Wants to Understand Role the Region’s Tectonics Play in Subsidence
The ground beneath our feet is not as solid as we think. Throughout Houston, the ground is shifting and settling. Evidence of this shifting can be seen across Houston, in everything from the settling of house foundations to the cracking of sidewalks.
Shuhab Khan, professor in the Department of Earth and Atmospheric Sciences in the College of Natural Sciences and Mathematics, studies Houston’s shifting landscape, specifically the sinking of land, a phenomenon known as subsidence. Khan believes that subsidence is contributing to the increased severity of flooding in certain areas.
Khan also argues that we need a more thorough understanding of what may be contributing to subsidence in the Houston area. “We know some of what is causing this subsidence, but we need to know more,” said Khan, who joined the University of Houston faculty in 2003.
Subsidence: The Sinking of Land
Similar to a sponge holding water, groundwater functions as structural support by filling the tiny pores in the clays and sediments that form our ground. When groundwater is removed, the ground starts to shrink and compact, shriveling up like a dried sponge.
In other words: the ground sinks.
Historically, most of our city’s water has been drawn from the aquifers lying deep underneath Houston. That fact, combined with the 1920s-era oil drilling, has led to some areas of Houston losing as much as 10-12 feet of elevation.
To combat subsidence, the Harris-Galveston Subsidence District was created in 1975 by the Texas Legislature. The district’s efforts, which included the shift from using groundwater to surface water, have been largely successful in slowing the rate of subsidence.
Increased Rates of Subsidence in North and Northwest Houston
However, in areas with high rates of development, such as the north and northwest sections of Houston, there is still a high reliance on groundwater, which is cheaper, as a main source of water. These areas are seeing increased rates of subsidence.
Areas with significant losses include:
- Spring Branch lost 4 feet since 1975
- Jersey Village lost 2 feet since 1996
- Greenspoint lost almost 2 feet in the last ten years
These areas also saw historic flooding during the 2015 Memorial Day Flood and the 2016 Tax Day Flood.
“When the ground starts sinking, it forms bowl-like depressions, which increase the amount of time that floodwaters linger in an area,” Khan said.
Other Factors May Contribute to Subsidence
Khan believes there may be other factors that affect Houston-area subsidence.
“People have made very simplistic explanations for the subsidence in Houston, without taking into consideration the tectonics of this region,” Khan said.
Subsidence is, at its most fundamental, a shifting of the ground. Although the primary cause of subsidence may be due to the removal of water, the manner in which the ground sinks can vary depending on the geology of the subsurface.

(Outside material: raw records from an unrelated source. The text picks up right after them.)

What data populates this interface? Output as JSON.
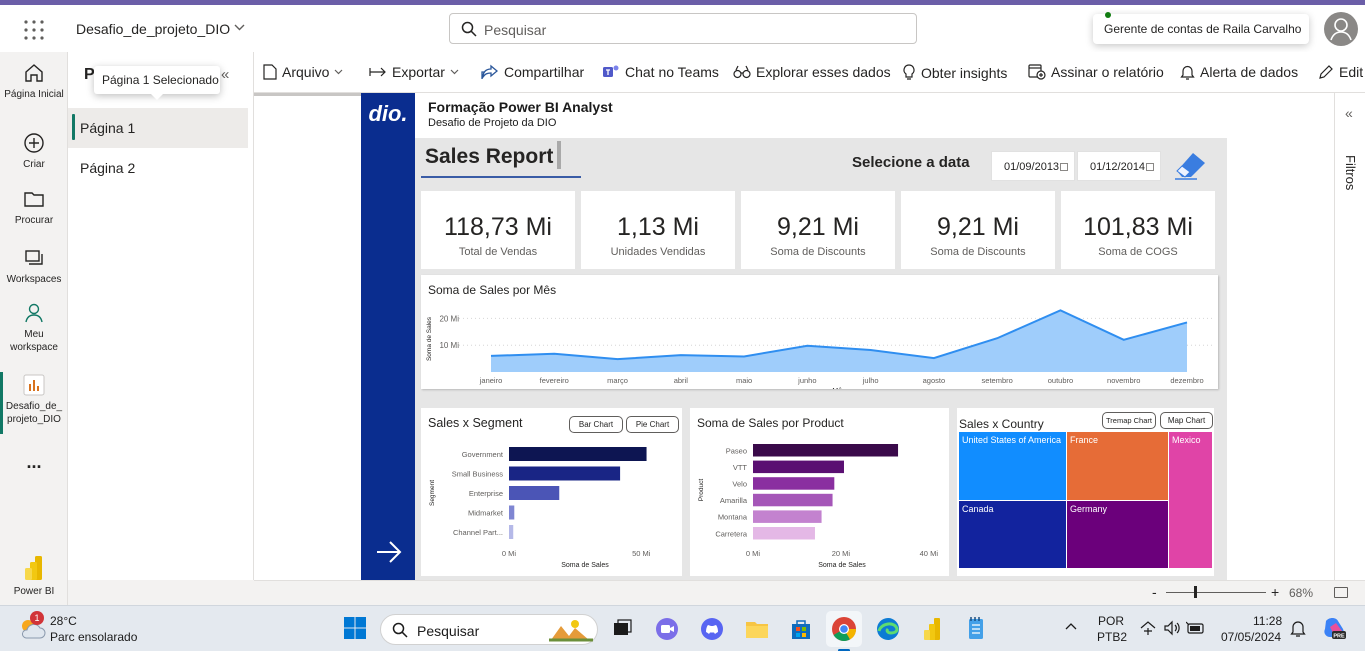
{
  "topbar": {
    "workspace_name": "Desafio_de_projeto_DIO",
    "search_placeholder": "Pesquisar",
    "account_tooltip": "Gerente de contas de Raila Carvalho"
  },
  "leftrail": {
    "items": [
      {
        "label": "Página Inicial",
        "icon": "home-icon"
      },
      {
        "label": "Criar",
        "icon": "plus-circle-icon"
      },
      {
        "label": "Procurar",
        "icon": "folder-icon"
      },
      {
        "label": "Workspaces",
        "icon": "workspaces-icon"
      },
      {
        "label": "Meu workspace",
        "icon": "person-icon"
      },
      {
        "label": "Desafio_de_ projeto_DIO",
        "icon": "report-icon"
      },
      {
        "label": "...",
        "icon": "more-icon"
      },
      {
        "label": "Power BI",
        "icon": "powerbi-icon"
      }
    ]
  },
  "pages": {
    "title": "P",
    "tooltip": "Página 1 Selecionado",
    "items": [
      "Página 1",
      "Página 2"
    ]
  },
  "toolbar": {
    "items": [
      {
        "label": "Arquivo",
        "icon": "file-icon"
      },
      {
        "label": "Exportar",
        "icon": "export-icon"
      },
      {
        "label": "Compartilhar",
        "icon": "share-icon"
      },
      {
        "label": "Chat no Teams",
        "icon": "teams-icon"
      },
      {
        "label": "Explorar esses dados",
        "icon": "binoculars-icon"
      },
      {
        "label": "Obter insights",
        "icon": "lightbulb-icon"
      },
      {
        "label": "Assinar o relatório",
        "icon": "subscribe-icon"
      },
      {
        "label": "Alerta de dados",
        "icon": "bell-icon"
      },
      {
        "label": "Edit",
        "icon": "pencil-icon"
      }
    ]
  },
  "report": {
    "logo_text": "dio.",
    "title": "Formação Power BI Analyst",
    "subtitle": "Desafio de Projeto da DIO",
    "page_title": "Sales Report",
    "date_label": "Selecione a data",
    "date_start": "01/09/2013",
    "date_end": "01/12/2014",
    "kpis": [
      {
        "value": "118,73 Mi",
        "label": "Total de Vendas"
      },
      {
        "value": "1,13 Mi",
        "label": "Unidades Vendidas"
      },
      {
        "value": "9,21 Mi",
        "label": "Soma de Discounts"
      },
      {
        "value": "9,21 Mi",
        "label": "Soma de Discounts"
      },
      {
        "value": "101,83 Mi",
        "label": "Soma de COGS"
      }
    ],
    "segment_panel": {
      "title": "Sales x Segment",
      "btn1": "Bar Chart",
      "btn2": "Pie Chart"
    },
    "product_panel": {
      "title": "Soma de Sales por Product"
    },
    "country_panel": {
      "title": "Sales x Country",
      "btn1": "Tremap Chart",
      "btn2": "Map Chart"
    }
  },
  "chart_data": [
    {
      "type": "area",
      "title": "Soma de Sales por Mês",
      "xlabel": "Mês",
      "ylabel": "Soma de Sales",
      "categories": [
        "janeiro",
        "fevereiro",
        "março",
        "abril",
        "maio",
        "junho",
        "julho",
        "agosto",
        "setembro",
        "outubro",
        "novembro",
        "dezembro"
      ],
      "values": [
        6.0,
        6.8,
        4.8,
        6.3,
        5.8,
        9.8,
        8.2,
        5.2,
        12.6,
        23.0,
        12.0,
        18.5
      ],
      "yticks": [
        "10 Mi",
        "20 Mi"
      ],
      "ytick_values": [
        10,
        20
      ],
      "ylim": [
        0,
        25
      ],
      "color": "#2f8ef0"
    },
    {
      "type": "bar",
      "orientation": "horizontal",
      "title": "Sales x Segment",
      "xlabel": "Soma de Sales",
      "ylabel": "Segment",
      "categories": [
        "Government",
        "Small Business",
        "Enterprise",
        "Midmarket",
        "Channel Part..."
      ],
      "values": [
        52,
        42,
        19,
        2,
        1.6
      ],
      "colors": [
        "#0d1552",
        "#192585",
        "#4b55b6",
        "#7f86d2",
        "#b5b9e8"
      ],
      "xticks": [
        "0 Mi",
        "50 Mi"
      ],
      "xtick_values": [
        0,
        50
      ],
      "xlim": [
        0,
        62
      ]
    },
    {
      "type": "bar",
      "orientation": "horizontal",
      "title": "Soma de Sales por Product",
      "xlabel": "Soma de Sales",
      "ylabel": "Product",
      "categories": [
        "Paseo",
        "VTT",
        "Velo",
        "Amarilla",
        "Montana",
        "Carretera"
      ],
      "values": [
        33,
        20.7,
        18.5,
        18.1,
        15.6,
        14.1
      ],
      "colors": [
        "#3a0a4a",
        "#5a0f72",
        "#8a2fa0",
        "#a556b8",
        "#c382cf",
        "#e4b8e6"
      ],
      "xticks": [
        "0 Mi",
        "20 Mi",
        "40 Mi"
      ],
      "xtick_values": [
        0,
        20,
        40
      ],
      "xlim": [
        0,
        43
      ]
    },
    {
      "type": "treemap",
      "title": "Sales x Country",
      "categories": [
        "United States of America",
        "France",
        "Mexico",
        "Canada",
        "Germany"
      ],
      "colors": [
        "#118dff",
        "#e66c37",
        "#e044a7",
        "#12239e",
        "#6b007b"
      ]
    }
  ],
  "statusbar": {
    "zoom": "68%"
  },
  "taskbar": {
    "weather_temp": "28°C",
    "weather_desc": "Parc ensolarado",
    "weather_badge": "1",
    "search_placeholder": "Pesquisar",
    "lang": "POR",
    "layout": "PTB2",
    "time": "11:28",
    "date": "07/05/2024"
  }
}
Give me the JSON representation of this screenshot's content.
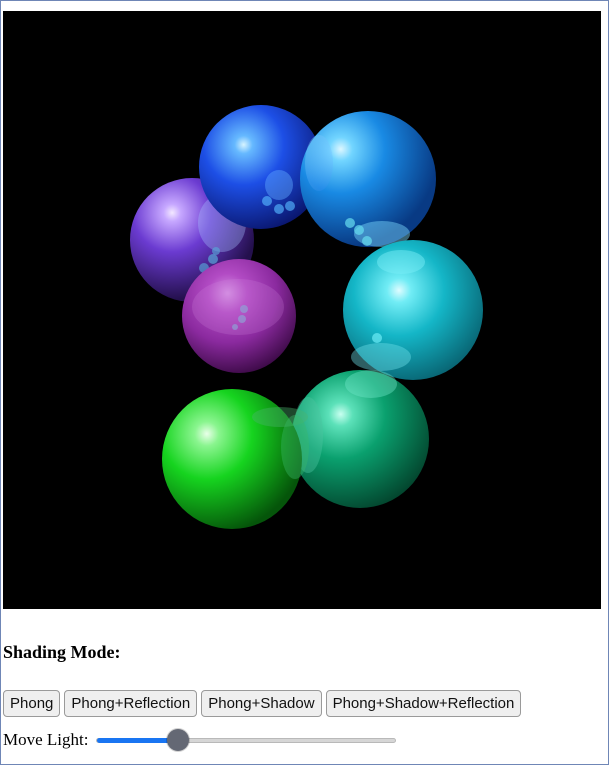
{
  "shading": {
    "title": "Shading Mode:",
    "buttons": [
      {
        "label": "Phong"
      },
      {
        "label": "Phong+Reflection"
      },
      {
        "label": "Phong+Shadow"
      },
      {
        "label": "Phong+Shadow+Reflection"
      }
    ]
  },
  "light": {
    "label": "Move Light:",
    "slider_value": 0.27
  },
  "scene": {
    "background": "#000000",
    "spheres": [
      {
        "color": "#5e2dbf"
      },
      {
        "color": "#1f56ee"
      },
      {
        "color": "#1b8ee7"
      },
      {
        "color": "#12b7cc"
      },
      {
        "color": "#a130b5"
      },
      {
        "color": "#0da36e"
      },
      {
        "color": "#16d61f"
      }
    ]
  }
}
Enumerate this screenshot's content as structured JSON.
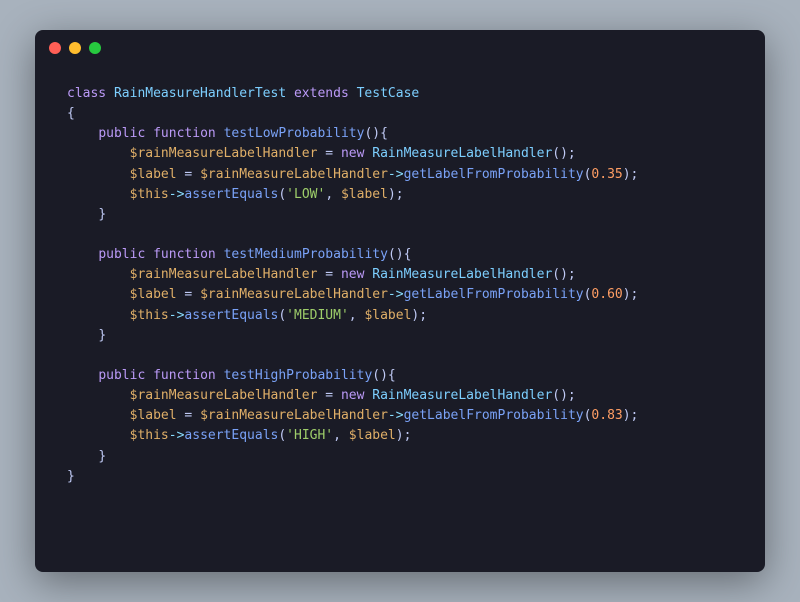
{
  "code": {
    "className": "RainMeasureHandlerTest",
    "extendsClass": "TestCase",
    "tests": [
      {
        "name": "testLowProbability",
        "handlerVar": "$rainMeasureLabelHandler",
        "handlerClass": "RainMeasureLabelHandler",
        "labelVar": "$label",
        "methodCall": "getLabelFromProbability",
        "probValue": "0.35",
        "thisVar": "$this",
        "assertMethod": "assertEquals",
        "expected": "'LOW'"
      },
      {
        "name": "testMediumProbability",
        "handlerVar": "$rainMeasureLabelHandler",
        "handlerClass": "RainMeasureLabelHandler",
        "labelVar": "$label",
        "methodCall": "getLabelFromProbability",
        "probValue": "0.60",
        "thisVar": "$this",
        "assertMethod": "assertEquals",
        "expected": "'MEDIUM'"
      },
      {
        "name": "testHighProbability",
        "handlerVar": "$rainMeasureLabelHandler",
        "handlerClass": "RainMeasureLabelHandler",
        "labelVar": "$label",
        "methodCall": "getLabelFromProbability",
        "probValue": "0.83",
        "thisVar": "$this",
        "assertMethod": "assertEquals",
        "expected": "'HIGH'"
      }
    ],
    "kwClass": "class",
    "kwExtends": "extends",
    "kwPublic": "public",
    "kwFunction": "function",
    "kwNew": "new"
  }
}
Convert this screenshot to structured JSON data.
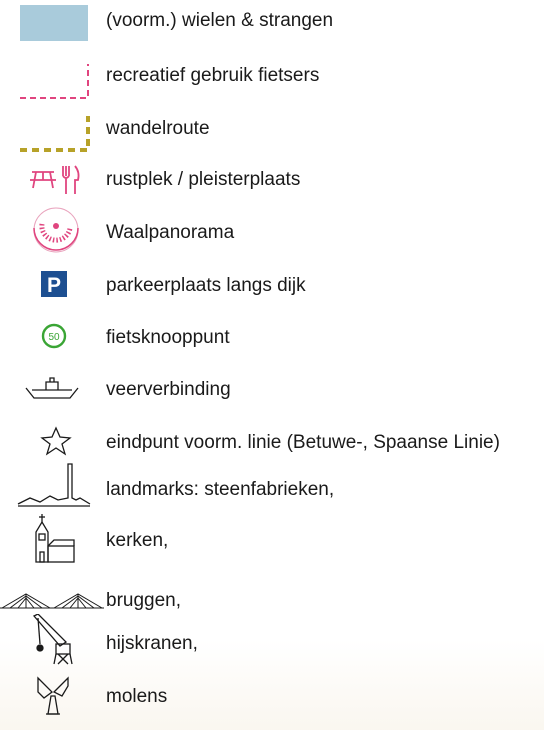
{
  "legend": {
    "items": [
      {
        "id": "wielen",
        "icon": "water-area-swatch",
        "color": "#a9cbdb",
        "label": "(voorm.) wielen & strangen"
      },
      {
        "id": "fietsers",
        "icon": "pink-dashed-line",
        "color": "#e0457f",
        "label": "recreatief gebruik fietsers"
      },
      {
        "id": "wandel",
        "icon": "olive-dashed-line",
        "color": "#b7a229",
        "label": "wandelroute"
      },
      {
        "id": "rustplek",
        "icon": "picnic-table-and-cutlery-icon",
        "color": "#e0457f",
        "label": "rustplek / pleisterplaats"
      },
      {
        "id": "panorama",
        "icon": "panorama-fan-icon",
        "color": "#e0457f",
        "label": "Waalpanorama"
      },
      {
        "id": "parkeer",
        "icon": "parking-sign-icon",
        "color": "#1d4f91",
        "symbol_text": "P",
        "label": "parkeerplaats langs dijk"
      },
      {
        "id": "knoop",
        "icon": "cycle-node-icon",
        "color": "#3aa535",
        "symbol_text": "50",
        "label": "fietsknooppunt"
      },
      {
        "id": "veer",
        "icon": "ferry-icon",
        "label": "veerverbinding"
      },
      {
        "id": "linie",
        "icon": "star-outline-icon",
        "label": "eindpunt voorm. linie (Betuwe-, Spaanse Linie)"
      },
      {
        "id": "landmark",
        "icon": "brick-factory-icon",
        "label": "landmarks: steenfabrieken,"
      },
      {
        "id": "kerk",
        "icon": "church-icon",
        "label": "kerken,"
      },
      {
        "id": "brug",
        "icon": "bridge-icon",
        "label": "bruggen,"
      },
      {
        "id": "kraan",
        "icon": "crane-icon",
        "label": "hijskranen,"
      },
      {
        "id": "molen",
        "icon": "windmill-icon",
        "label": "molens"
      }
    ]
  }
}
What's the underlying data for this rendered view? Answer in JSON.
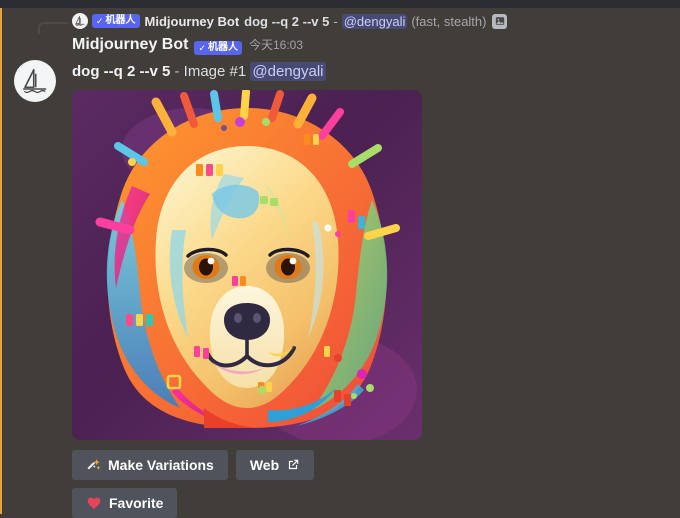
{
  "theme": {
    "background": "#413e39",
    "top_bar": "#2b2d31",
    "mention_bar": "#e8a33d",
    "bot_tag_bg": "#5865f2",
    "button_bg": "#4f545c",
    "mention_pill_bg": "#4a4d7a",
    "mention_text": "#c9cdfb"
  },
  "reply_preview": {
    "avatar_icon": "midjourney-sailboat-icon",
    "bot_tag": {
      "check": "✓",
      "label": "机器人"
    },
    "author": "Midjourney Bot",
    "prompt": "dog --q 2 --v 5",
    "separator": "-",
    "mention": "@dengyali",
    "meta": "(fast, stealth)",
    "attachment_icon": "image-attachment-icon"
  },
  "message": {
    "avatar_icon": "midjourney-sailboat-icon",
    "author": "Midjourney Bot",
    "bot_tag": {
      "check": "✓",
      "label": "机器人"
    },
    "timestamp_day": "今天",
    "timestamp_time": "16:03",
    "content": {
      "prompt": "dog --q 2 --v 5",
      "separator": "-",
      "image_label": "Image #1",
      "mention": "@dengyali"
    },
    "attachment": {
      "name": "generated-image",
      "alt": "Colorful pop-art painted portrait of a dog on purple background",
      "width": "350",
      "height": "350"
    },
    "buttons": [
      {
        "label": "Make Variations",
        "icon": "magic-wand-icon",
        "name": "make-variations-button"
      },
      {
        "label": "Web",
        "icon": "external-link-icon",
        "name": "web-button"
      },
      {
        "label": "Favorite",
        "icon": "heart-icon",
        "name": "favorite-button"
      }
    ]
  }
}
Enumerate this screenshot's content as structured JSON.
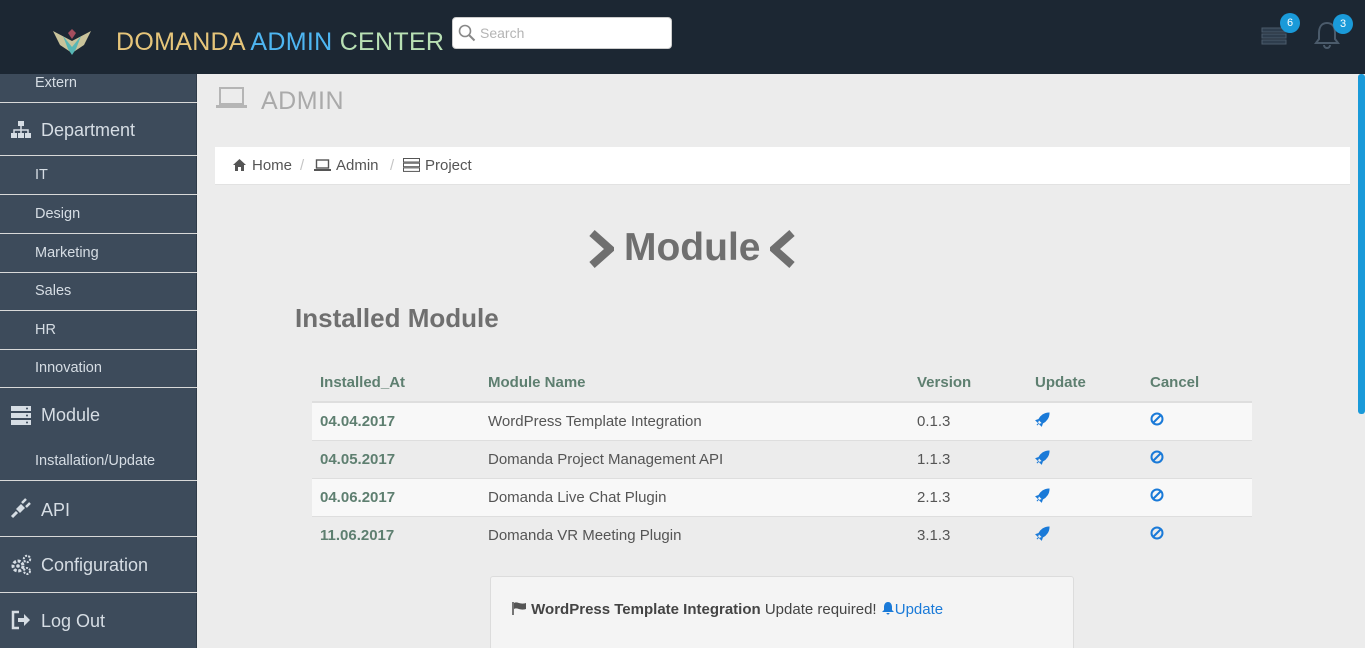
{
  "header": {
    "brand_part1": "DOMANDA",
    "brand_part2": "ADMIN",
    "brand_part3": "CENTER",
    "search_placeholder": "Search",
    "messages_count": "6",
    "notifications_count": "3"
  },
  "sidebar": {
    "items": [
      {
        "label": "Extern",
        "type": "sub"
      },
      {
        "label": "Department",
        "type": "head",
        "icon": "sitemap-icon"
      },
      {
        "label": "IT",
        "type": "sub"
      },
      {
        "label": "Design",
        "type": "sub"
      },
      {
        "label": "Marketing",
        "type": "sub"
      },
      {
        "label": "Sales",
        "type": "sub"
      },
      {
        "label": "HR",
        "type": "sub"
      },
      {
        "label": "Innovation",
        "type": "sub"
      },
      {
        "label": "Module",
        "type": "head",
        "icon": "server-icon"
      },
      {
        "label": "Installation/Update",
        "type": "sub"
      },
      {
        "label": "API",
        "type": "head",
        "icon": "plug-icon"
      },
      {
        "label": "Configuration",
        "type": "head",
        "icon": "gears-icon"
      },
      {
        "label": "Log Out",
        "type": "head",
        "icon": "sign-out-icon"
      }
    ]
  },
  "page": {
    "title": "ADMIN",
    "breadcrumb": [
      "Home",
      "Admin",
      "Project"
    ],
    "module_title": "Module",
    "installed_title": "Installed Module"
  },
  "table": {
    "headers": [
      "Installed_At",
      "Module Name",
      "Version",
      "Update",
      "Cancel"
    ],
    "rows": [
      {
        "date": "04.04.2017",
        "name": "WordPress Template Integration",
        "version": "0.1.3"
      },
      {
        "date": "04.05.2017",
        "name": "Domanda Project Management API",
        "version": "1.1.3"
      },
      {
        "date": "04.06.2017",
        "name": "Domanda Live Chat Plugin",
        "version": "2.1.3"
      },
      {
        "date": "11.06.2017",
        "name": "Domanda VR Meeting Plugin",
        "version": "3.1.3"
      }
    ]
  },
  "notice": {
    "module": "WordPress Template Integration",
    "message": " Update required! ",
    "link": "Update"
  },
  "colors": {
    "header_bg": "#1c2733",
    "sidebar_bg": "#3d4b5b",
    "accent_blue": "#1a9ad9",
    "link_blue": "#1a7ad8",
    "table_header_green": "#5e7f70"
  }
}
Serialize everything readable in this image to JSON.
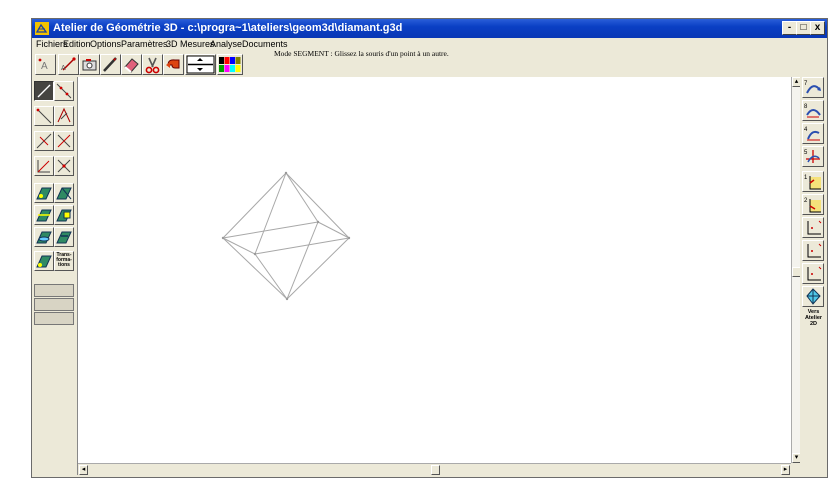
{
  "window": {
    "title": "Atelier de Géométrie 3D - c:\\progra~1\\ateliers\\geom3d\\diamant.g3d",
    "controls": {
      "minimize": "-",
      "restore": "□",
      "close": "x"
    }
  },
  "menu": {
    "items": [
      "Fichiers",
      "Edition",
      "Options",
      "Paramètres",
      "3D",
      "Mesures",
      "Analyse",
      "Documents"
    ]
  },
  "status": {
    "mode_text": "Mode SEGMENT : Glissez la souris d'un point à un autre."
  },
  "toolbar": {
    "tools": [
      "point-tool-icon",
      "move-point-icon",
      "camera-icon",
      "pencil-icon",
      "eraser-icon",
      "scissors-icon",
      "undo-arrow-icon",
      "line-thickness-icon",
      "color-palette-icon"
    ],
    "palette_colors": [
      "#000000",
      "#ff0000",
      "#0000ff",
      "#808000",
      "#00a000",
      "#ff00ff",
      "#00ffff",
      "#ffff00"
    ]
  },
  "left_tools": {
    "transform_label": "Trans-forma-tions"
  },
  "right_tools": {
    "vers_label": "Vers Atelier 2D",
    "view_numbers": [
      "7",
      "8",
      "4",
      "5",
      "1",
      "2"
    ]
  },
  "scene": {
    "shape": "octahedron",
    "edge_color": "#a8a8a8"
  }
}
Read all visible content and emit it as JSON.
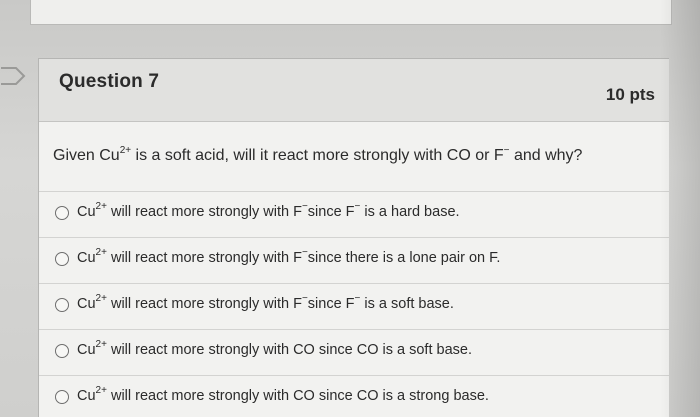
{
  "question": {
    "title": "Question 7",
    "points": "10 pts",
    "prompt": {
      "before": "Given Cu",
      "sup": "2+",
      "middle": " is a soft acid, will it react more strongly with CO or F",
      "sup2": "−",
      "after": " and why?"
    }
  },
  "answers": [
    {
      "pre": "Cu",
      "sup": "2+",
      "mid": " will react more strongly with  F",
      "sup2": "−",
      "mid2": "since  F",
      "sup3": "−",
      "post": " is a hard base."
    },
    {
      "pre": "Cu",
      "sup": "2+",
      "mid": " will react more strongly with  F",
      "sup2": "−",
      "mid2": "since there is a lone pair on F.",
      "sup3": "",
      "post": ""
    },
    {
      "pre": "Cu",
      "sup": "2+",
      "mid": " will react more strongly with  F",
      "sup2": "−",
      "mid2": "since  F",
      "sup3": "−",
      "post": " is a soft base."
    },
    {
      "pre": "Cu",
      "sup": "2+",
      "mid": " will react more strongly with CO since CO is a soft base.",
      "sup2": "",
      "mid2": "",
      "sup3": "",
      "post": ""
    },
    {
      "pre": "Cu",
      "sup": "2+",
      "mid": " will react more strongly with CO since CO is a strong base.",
      "sup2": "",
      "mid2": "",
      "sup3": "",
      "post": ""
    }
  ],
  "icons": {
    "flag": "question-flag-icon",
    "radio": "radio-button-icon"
  },
  "colors": {
    "header": "#e1e1df",
    "card": "#f2f2f0",
    "text": "#2b2b2b"
  }
}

One of the factors Khan believes needs further investigation is the possible link between salt movement in the subsurface and subsidence.
Salt Movement in Subsurface May Contribute to Subsidence
Deep underneath Houston, there are extensive salt formations. In some areas, this salt has moved upwards, similar to a bubble rising to the surface, forming salt domes that lie a few hundred meters under the surface. In other areas, this salt forms a layer miles underneath the surface.
“At high pressures, salt behaves almost like a liquid, with the salt in the subsurface slowly moving toward the Gulf of Mexico,” Khan said.
If the removal of water causes the ground to sink, the movement of salt in the subsurface may be altering how the ground sinks.
Movement of salt in the subsurface can leave behind formations known as salt rollers and salt welds.
“Salt rollers are chunks of salt that have been left behind after the salt has moved. Subsurface salt is soft, almost jelly-like in its consistency,” Khan said. “These salt rollers act as lubrication for the ground to slide along on top of it.”
Salt welds are areas where the salt formation has become so thin that the ground above and below fuses together, creating weak spots that can generate new faults.
“The simple explanation is that the removal of groundwater causes subsidence, and if you stop groundwater extraction, then you stop subsidence. But is that the only contributing factor or is subsidence also happening because of natural processes, such as the movement of salt in the subsurface, that are triggered by the removal of water?” Khan said. “We need to take into account all the possible factors.”
- Rachel Fairbank, College of Natural Sciences and Mathematics